“Kidding, kidding. I love you too.”

We share one last kiss, though it’s quick and his arms never leave his sides until he has to reach for his shirt and head out the door.

Too bad he was never found.



Sarah is a freelance writer and psychology major at Oberlin looking to specialize in clinical psychotherapy. She enjoys swimming, archery, tarot reading, anime/cartoons, writing, reading, and role playing. You can read more of her writing blog, .

Spoken Word Wednesday featuring Alyestal Hamilton


"God Given Name"

Alyestal Hamilton



Alyestal Hamilton is an emerging poet from Brampton, Canada. Her most recent publication can be found in the “Time” issue of BLACKBERRY: a magazine. Through her poetry she hopes that she will be able to express not only the deepest thoughts of her heart, but touch the hearts of others.


"God Given Name"


My hair may be my crown of glory but my name is my inheritance

The wealth of my inheritance is carried in the crevices of the curves of the typography of

those who construct the makings of me

Like a shadow, inheritance follows my name around as it gets passed down from one

generation skipping the next delivered to me


What will I do with my inheritance?

I don’t really know


But I do know that I am tired

I am tired of other people asking me to iron out my name for them

Ironing out the three creases that come together and identify me

When all my name really identifies is that it is too large to be contained by a small mind

And too cumbersome for a lazy tongue to maneuver over


Although no suggestion box existed suggestions continued to roll in

With requests that my name be shortened if I would like to fit in

So for the sake of conversation I succumbed to that temptation


But today I say no more

No longer will I be accepting alternatives to my name

For I am not a thesaurus and have no synonyms


I do not know who you are addressing

Suppressing my blessing by guessing at the sounds and reaching for alternatives

All because you claim that my name is just too hard

Well I think you are just too lazy

And you don’t really want to know me

Because then you would be required to know how to say my name properly


No longer will I be like Theo

Dressed in the wrong brands

Wearing shirts sewn by untrained hands

Methodically stitching strange patterns together

All the while one sleeve was longer than the other


And while they were struggling to say my name wrong

There were other names that I would be called

Like Oreo, and teacher’s pet, and whitewashed

But here’s the most innovative name of all

They began to call me Carlton.


Not Ashley

Not Will

And I have like totally heard like Hilary before

But hearing Carlton was pretty unusual

But I didn’t want to rock the boat

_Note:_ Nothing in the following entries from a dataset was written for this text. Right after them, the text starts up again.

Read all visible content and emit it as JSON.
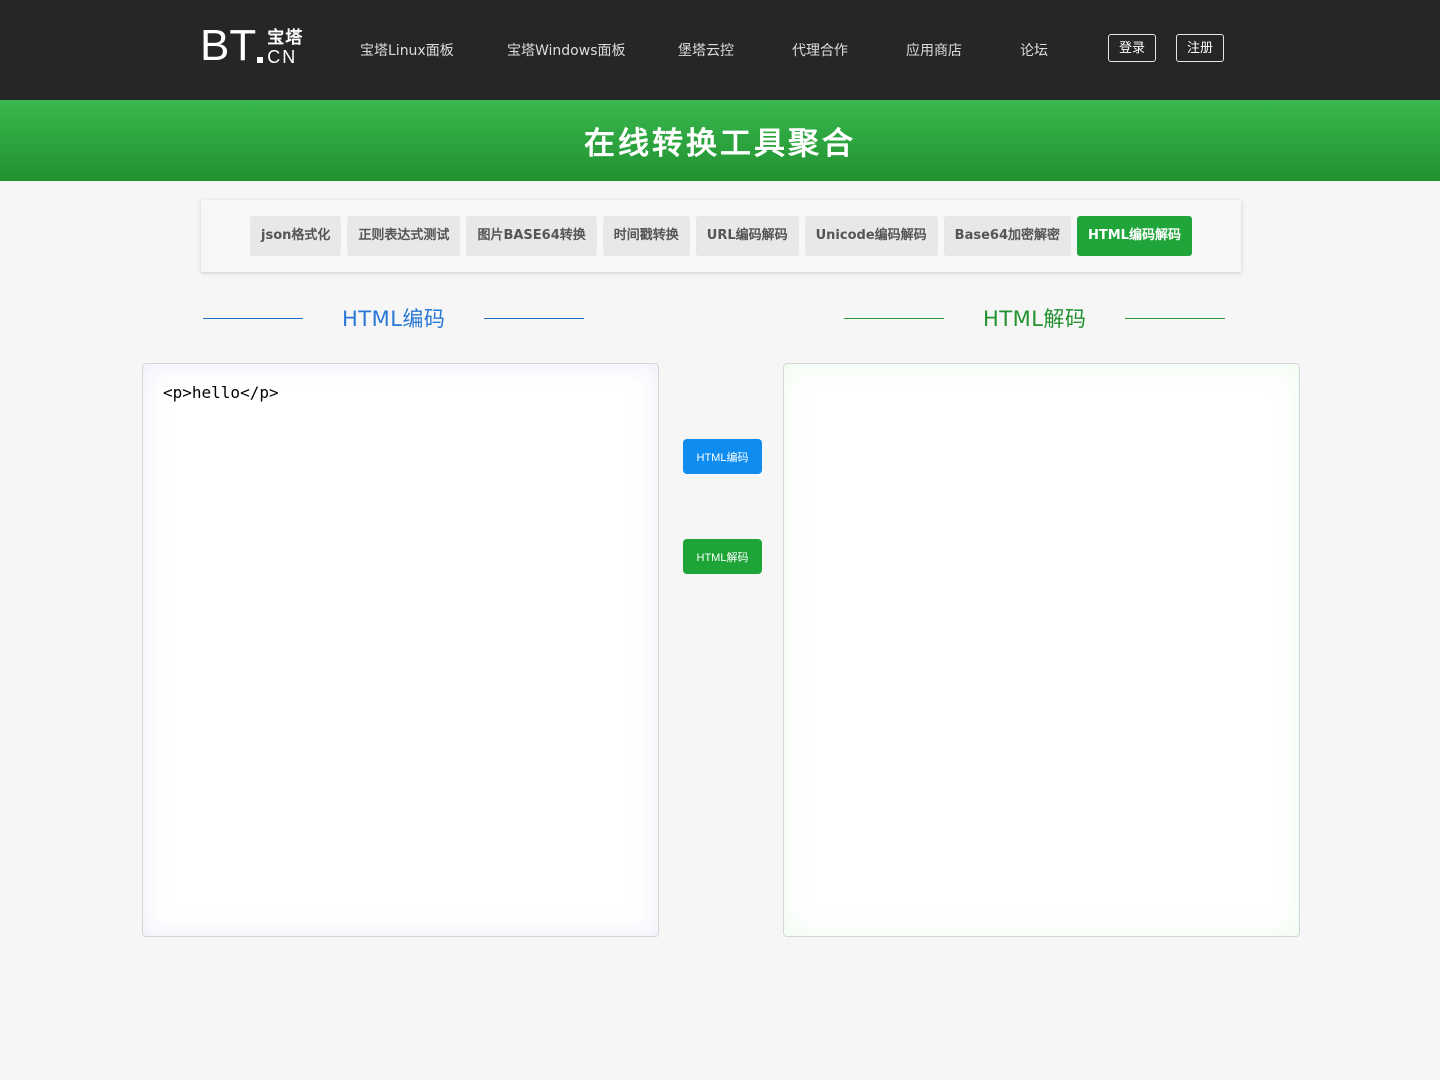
{
  "header": {
    "logo": {
      "main": "BT",
      "chars": "宝塔",
      "latin": "CN"
    },
    "nav": [
      {
        "label": "宝塔Linux面板"
      },
      {
        "label": "宝塔Windows面板"
      },
      {
        "label": "堡塔云控"
      },
      {
        "label": "代理合作"
      },
      {
        "label": "应用商店"
      },
      {
        "label": "论坛"
      }
    ],
    "login_label": "登录",
    "register_label": "注册"
  },
  "banner": {
    "title": "在线转换工具聚合"
  },
  "tools": {
    "tabs": [
      {
        "label": "json格式化",
        "active": false
      },
      {
        "label": "正则表达式测试",
        "active": false
      },
      {
        "label": "图片BASE64转换",
        "active": false
      },
      {
        "label": "时间戳转换",
        "active": false
      },
      {
        "label": "URL编码解码",
        "active": false
      },
      {
        "label": "Unicode编码解码",
        "active": false
      },
      {
        "label": "Base64加密解密",
        "active": false
      },
      {
        "label": "HTML编码解码",
        "active": true
      }
    ]
  },
  "encode_section": {
    "title": "HTML编码",
    "input_value": "<p>hello</p>"
  },
  "decode_section": {
    "title": "HTML解码",
    "output_value": ""
  },
  "actions": {
    "encode_label": "HTML编码",
    "decode_label": "HTML解码"
  },
  "colors": {
    "header_bg": "#262626",
    "brand_green": "#20a53a",
    "encode_blue": "#0f8cf0",
    "decode_green": "#1ea538"
  }
}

In fear that they may call me Aaliyah

So I said nothing

And became a participant in a mutilated reality

That perceived me as being nothing more than a white person with a deep tan


Too black to be white and too white to be black

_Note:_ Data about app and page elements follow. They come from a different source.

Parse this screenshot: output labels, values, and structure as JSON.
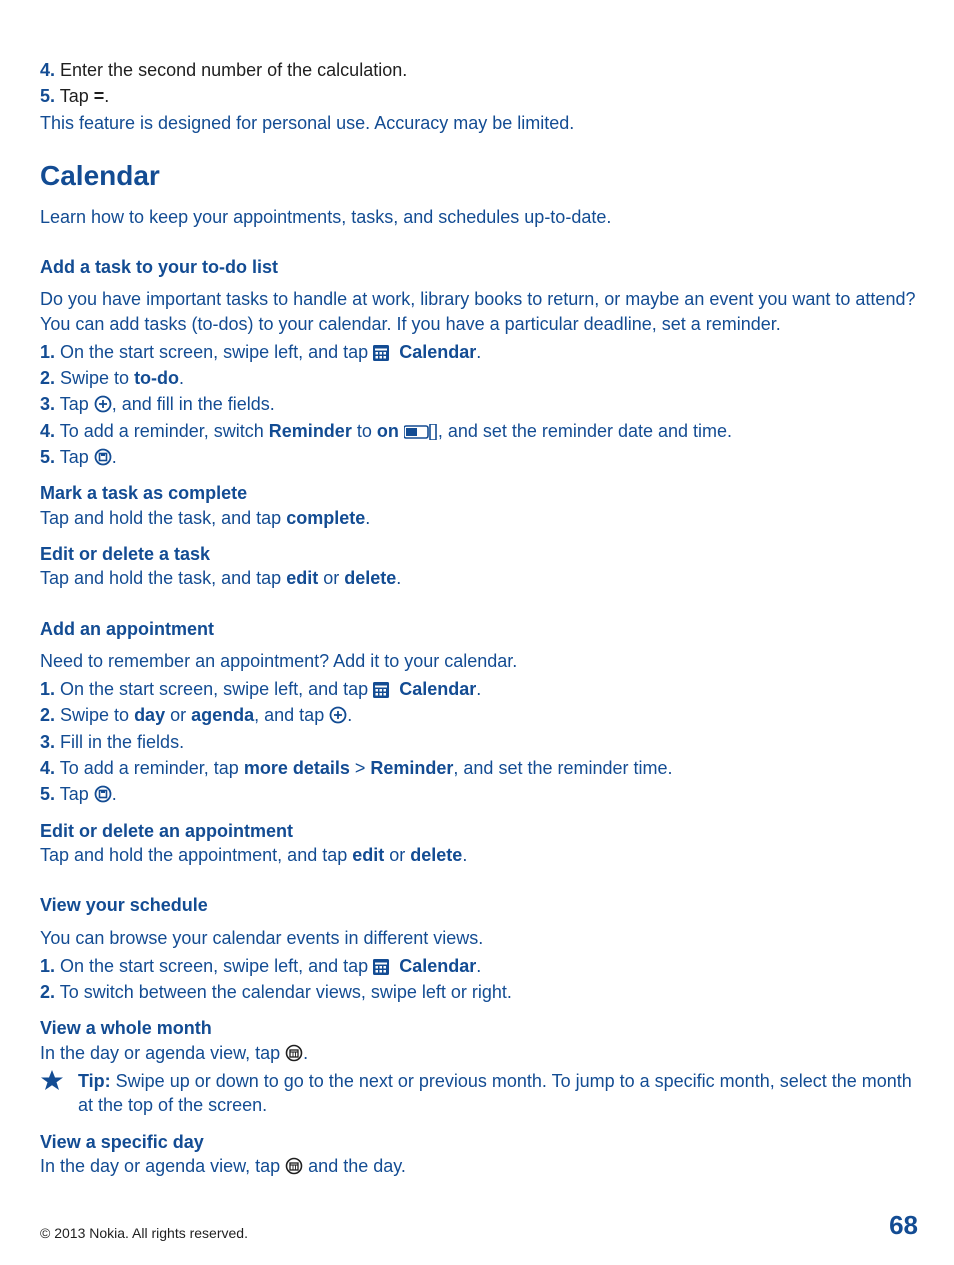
{
  "lead_steps": [
    {
      "n": "4.",
      "text": " Enter the second number of the calculation."
    },
    {
      "n": "5.",
      "pre": " Tap ",
      "bold": "=",
      "post": "."
    }
  ],
  "lead_note": "This feature is designed for personal use. Accuracy may be limited.",
  "calendar": {
    "title": "Calendar",
    "intro": "Learn how to keep your appointments, tasks, and schedules up-to-date.",
    "add_task": {
      "title": "Add a task to your to-do list",
      "intro": "Do you have important tasks to handle at work, library books to return, or maybe an event you want to attend? You can add tasks (to-dos) to your calendar. If you have a particular deadline, set a reminder.",
      "step1": {
        "n": "1.",
        "pre": " On the start screen, swipe left, and tap ",
        "bold": "Calendar",
        "post": "."
      },
      "step2": {
        "n": "2.",
        "pre": " Swipe to ",
        "bold": "to-do",
        "post": "."
      },
      "step3": {
        "n": "3.",
        "pre": " Tap ",
        "post": ", and fill in the fields."
      },
      "step4": {
        "n": "4.",
        "pre": " To add a reminder, switch ",
        "b1": "Reminder",
        "mid": " to ",
        "b2": "on",
        "post2": " ",
        "post3": ", and set the reminder date and time."
      },
      "step5": {
        "n": "5.",
        "pre": " Tap ",
        "post": "."
      },
      "mark": {
        "title": "Mark a task as complete",
        "pre": "Tap and hold the task, and tap ",
        "b": "complete",
        "post": "."
      },
      "edit": {
        "title": "Edit or delete a task",
        "pre": "Tap and hold the task, and tap ",
        "b1": "edit",
        "mid": " or ",
        "b2": "delete",
        "post": "."
      }
    },
    "add_appt": {
      "title": "Add an appointment",
      "intro": "Need to remember an appointment? Add it to your calendar.",
      "step1": {
        "n": "1.",
        "pre": " On the start screen, swipe left, and tap ",
        "bold": "Calendar",
        "post": "."
      },
      "step2": {
        "n": "2.",
        "pre": " Swipe to ",
        "b1": "day",
        "mid": " or ",
        "b2": "agenda",
        "post": ", and tap ",
        "post2": "."
      },
      "step3": {
        "n": "3.",
        "text": " Fill in the fields."
      },
      "step4": {
        "n": "4.",
        "pre": " To add a reminder, tap ",
        "b1": "more details",
        "gt": " > ",
        "b2": "Reminder",
        "post": ", and set the reminder time."
      },
      "step5": {
        "n": "5.",
        "pre": " Tap ",
        "post": "."
      },
      "edit": {
        "title": "Edit or delete an appointment",
        "pre": "Tap and hold the appointment, and tap ",
        "b1": "edit",
        "mid": " or ",
        "b2": "delete",
        "post": "."
      }
    },
    "view": {
      "title": "View your schedule",
      "intro": "You can browse your calendar events in different views.",
      "step1": {
        "n": "1.",
        "pre": " On the start screen, swipe left, and tap ",
        "bold": "Calendar",
        "post": "."
      },
      "step2": {
        "n": "2.",
        "text": " To switch between the calendar views, swipe left or right."
      },
      "month": {
        "title": "View a whole month",
        "pre": "In the day or agenda view, tap ",
        "post": "."
      },
      "tip": {
        "label": "Tip: ",
        "text": "Swipe up or down to go to the next or previous month. To jump to a specific month, select the month at the top of the screen."
      },
      "day": {
        "title": "View a specific day",
        "pre": "In the day or agenda view, tap ",
        "post": " and the day."
      }
    }
  },
  "footer": {
    "copyright": "© 2013 Nokia. All rights reserved.",
    "page": "68"
  }
}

These names were not formed on the basis of my personality

Yet the were placed as the basis of my identity

Placed as expectations of my behaviour to conformity

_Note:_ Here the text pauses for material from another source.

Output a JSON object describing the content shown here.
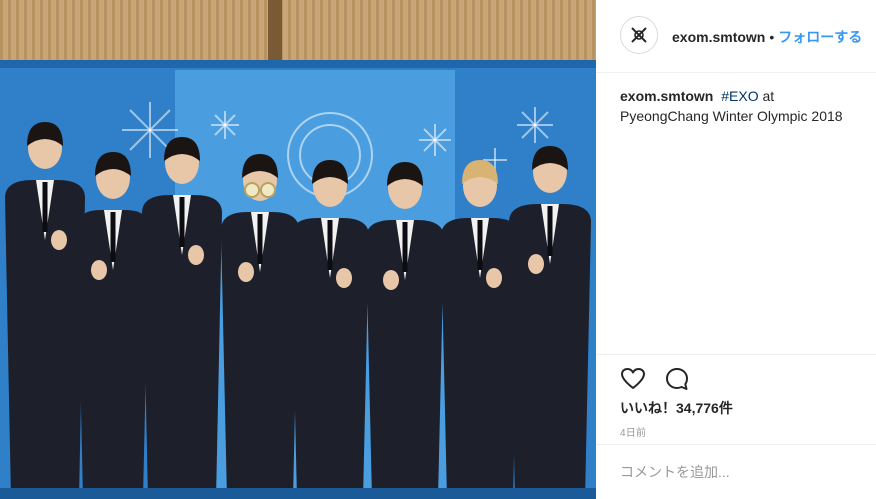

All the while stifling who I was truly meant to be


So when you say my name please state it correctly

For it connects me to my family lineage and ancestry

Connecting me to people I’ve never known before

Except through old photos and papa’s monologues


All I want is that you say my name right

It has a long sounding ‘e’ that comes after a silent ‘y’

Its only three syllables short and only eight letters long

And it’s the name that I’ve been called since the day that I was born

So I’m not Oreo, or teacher’s pet, or chick with the afro mane

Please call me Alyestal

My God given name